Moving to the cloud makes incident response more complicated to deal with than if you were to host the systems yourself.  Due to the nature of the cloud, your data can be located in various data centres across multiple jurisdictions. This not only raises issues regarding privacy and regulatory compliance on where you data is located, for example the European Data Protection Directive, but it also has implications on how a security breach should be handled.

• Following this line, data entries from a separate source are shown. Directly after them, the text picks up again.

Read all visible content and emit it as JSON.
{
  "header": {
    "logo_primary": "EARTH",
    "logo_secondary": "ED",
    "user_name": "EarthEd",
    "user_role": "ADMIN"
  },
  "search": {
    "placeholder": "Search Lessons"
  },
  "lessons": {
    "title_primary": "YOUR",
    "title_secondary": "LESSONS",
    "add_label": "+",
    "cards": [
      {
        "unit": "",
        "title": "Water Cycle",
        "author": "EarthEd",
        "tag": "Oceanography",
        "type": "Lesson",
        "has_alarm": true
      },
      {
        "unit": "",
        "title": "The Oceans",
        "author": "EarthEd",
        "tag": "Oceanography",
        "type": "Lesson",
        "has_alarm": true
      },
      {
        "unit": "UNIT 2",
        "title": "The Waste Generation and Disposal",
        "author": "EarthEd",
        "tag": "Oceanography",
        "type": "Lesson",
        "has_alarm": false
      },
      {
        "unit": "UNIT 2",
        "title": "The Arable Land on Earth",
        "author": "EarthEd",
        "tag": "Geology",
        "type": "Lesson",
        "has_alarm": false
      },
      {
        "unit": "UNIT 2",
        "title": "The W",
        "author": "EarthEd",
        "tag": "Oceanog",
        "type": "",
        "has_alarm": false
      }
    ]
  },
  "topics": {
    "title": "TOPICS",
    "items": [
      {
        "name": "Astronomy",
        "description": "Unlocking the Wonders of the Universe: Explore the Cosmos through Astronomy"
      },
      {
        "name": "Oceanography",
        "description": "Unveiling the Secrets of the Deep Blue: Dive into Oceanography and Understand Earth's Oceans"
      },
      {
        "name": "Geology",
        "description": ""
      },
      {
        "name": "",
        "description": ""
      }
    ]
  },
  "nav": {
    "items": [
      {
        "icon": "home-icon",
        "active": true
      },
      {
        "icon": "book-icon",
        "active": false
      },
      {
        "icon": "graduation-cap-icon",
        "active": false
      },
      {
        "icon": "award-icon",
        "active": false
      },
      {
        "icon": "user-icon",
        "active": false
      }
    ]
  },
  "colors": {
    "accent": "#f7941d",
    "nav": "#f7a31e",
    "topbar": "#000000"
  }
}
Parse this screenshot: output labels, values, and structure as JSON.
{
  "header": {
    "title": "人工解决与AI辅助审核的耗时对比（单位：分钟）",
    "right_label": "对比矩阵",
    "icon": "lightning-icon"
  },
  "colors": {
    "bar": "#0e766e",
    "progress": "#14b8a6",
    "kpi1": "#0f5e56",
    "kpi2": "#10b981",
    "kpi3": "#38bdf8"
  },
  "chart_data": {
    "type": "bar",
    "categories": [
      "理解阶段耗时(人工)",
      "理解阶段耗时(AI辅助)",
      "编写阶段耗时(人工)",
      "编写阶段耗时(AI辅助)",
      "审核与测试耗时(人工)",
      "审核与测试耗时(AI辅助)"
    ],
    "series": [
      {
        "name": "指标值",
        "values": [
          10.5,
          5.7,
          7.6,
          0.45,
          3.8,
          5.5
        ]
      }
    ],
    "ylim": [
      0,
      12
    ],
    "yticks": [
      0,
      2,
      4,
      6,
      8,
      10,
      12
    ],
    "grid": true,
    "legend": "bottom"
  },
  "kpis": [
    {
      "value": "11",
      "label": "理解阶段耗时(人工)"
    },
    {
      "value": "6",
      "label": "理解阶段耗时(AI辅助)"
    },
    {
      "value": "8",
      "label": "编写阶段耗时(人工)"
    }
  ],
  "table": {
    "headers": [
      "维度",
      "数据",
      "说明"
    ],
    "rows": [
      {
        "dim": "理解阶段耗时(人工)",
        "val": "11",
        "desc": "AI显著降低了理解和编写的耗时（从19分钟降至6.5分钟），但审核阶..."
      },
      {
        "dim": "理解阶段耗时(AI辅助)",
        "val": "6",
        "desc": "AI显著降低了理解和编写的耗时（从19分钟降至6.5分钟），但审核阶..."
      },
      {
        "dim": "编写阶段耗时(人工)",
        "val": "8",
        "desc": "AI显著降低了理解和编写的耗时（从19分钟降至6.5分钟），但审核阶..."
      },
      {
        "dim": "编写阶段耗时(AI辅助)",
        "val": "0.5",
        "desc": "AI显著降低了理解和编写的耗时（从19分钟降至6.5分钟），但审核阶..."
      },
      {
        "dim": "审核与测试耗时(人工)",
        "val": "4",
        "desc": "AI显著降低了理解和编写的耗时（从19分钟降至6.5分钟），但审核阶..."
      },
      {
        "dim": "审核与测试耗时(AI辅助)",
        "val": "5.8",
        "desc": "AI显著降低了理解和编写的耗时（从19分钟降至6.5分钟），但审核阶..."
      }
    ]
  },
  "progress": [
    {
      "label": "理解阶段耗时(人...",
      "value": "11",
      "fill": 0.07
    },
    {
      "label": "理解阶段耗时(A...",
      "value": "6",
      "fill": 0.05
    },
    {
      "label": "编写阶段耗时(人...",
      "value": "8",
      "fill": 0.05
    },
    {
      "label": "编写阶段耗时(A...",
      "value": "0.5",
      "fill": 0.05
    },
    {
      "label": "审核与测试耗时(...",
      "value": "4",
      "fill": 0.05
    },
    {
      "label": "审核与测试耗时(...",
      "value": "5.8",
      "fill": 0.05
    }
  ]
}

Whereas in the traditional environment the people, tools and legislation under which you manage your response are more clearly understood, within the cloud environment it may not be clear as to whom is responsible for what or indeed under which jurisdiction the breach occurs. 

Should a breach occur in the cloud it can be unclear as to who should be managing the breach, who is charged with gathering the forensic evidence, who should contact law enforcement and what the legal and regulatory implications are resulting from the breach.

When migrating to the cloud, it is important to keep in mind what needs to be in place in the event a security breach occurs at a later date.  Make sure you are familiar with the incident response process and capabilities of your provider.  Ensure that you have clearly defined communication channels established between your incident response team and that of the provider.  You should also agree the exact roles and responsibilities each team will have in the event of an incident, and how those teams will work together to resolve and manage an issue.

The other key issue to address is to determine what the legal implications a security breach within your cloud provider can have for your business.  Depending on your cloud provider your data could be stored across multiple servers located in multiple datacentres, which in turn could be stored across multiple locations in different countries or indeed continents.  Should your cloud provider suffer a security breach impacting on your data you need to determine what the legal implications are;

 

  • Are there mandatory breach notification laws that you, or your provider, have to comply with? If so, who is responsible for that notification?
  • If a criminal case is to be pursued as a result of the breach, under which jurisdiction will the case be prosecuted? Will it be the jurisdiction under which your company, or that of your cloud provider, is headquartered? Or indeed will it be the jurisdiction of the datacentre where the breach occurred?
  • If your cloud provider suffers a security breach impacting on your data are they legally, or contractually, obliged to notify you of the details?

The answers to the above questions are important as they will determine how you develop your incident response capabilities.  They will also ensure that you are aware of the legal and regulatory obligations you have to meet in the event of a security breach and what role each organisation will play.

While we may not be able to prevent death, taxes and security breaches, we should at least ensure we are best prepared for their eventualities.

Brian Honan is an independent information security expert based in Dublin, Ireland.  Brian is also the COO for the Common Assurance Maturity Model and founder and head of Ireland's CERT.

PREVIOUS ARTICLE

« Ali Ahmar (Middle East) - Key to the Growth and Modernization of the Healthcare Sector

NEXT ARTICLE

Ken Scott (Australia) - Why Australian Organisations are Embracing Best Practices »

Poll

Do you think your smartphone is making you a workaholic?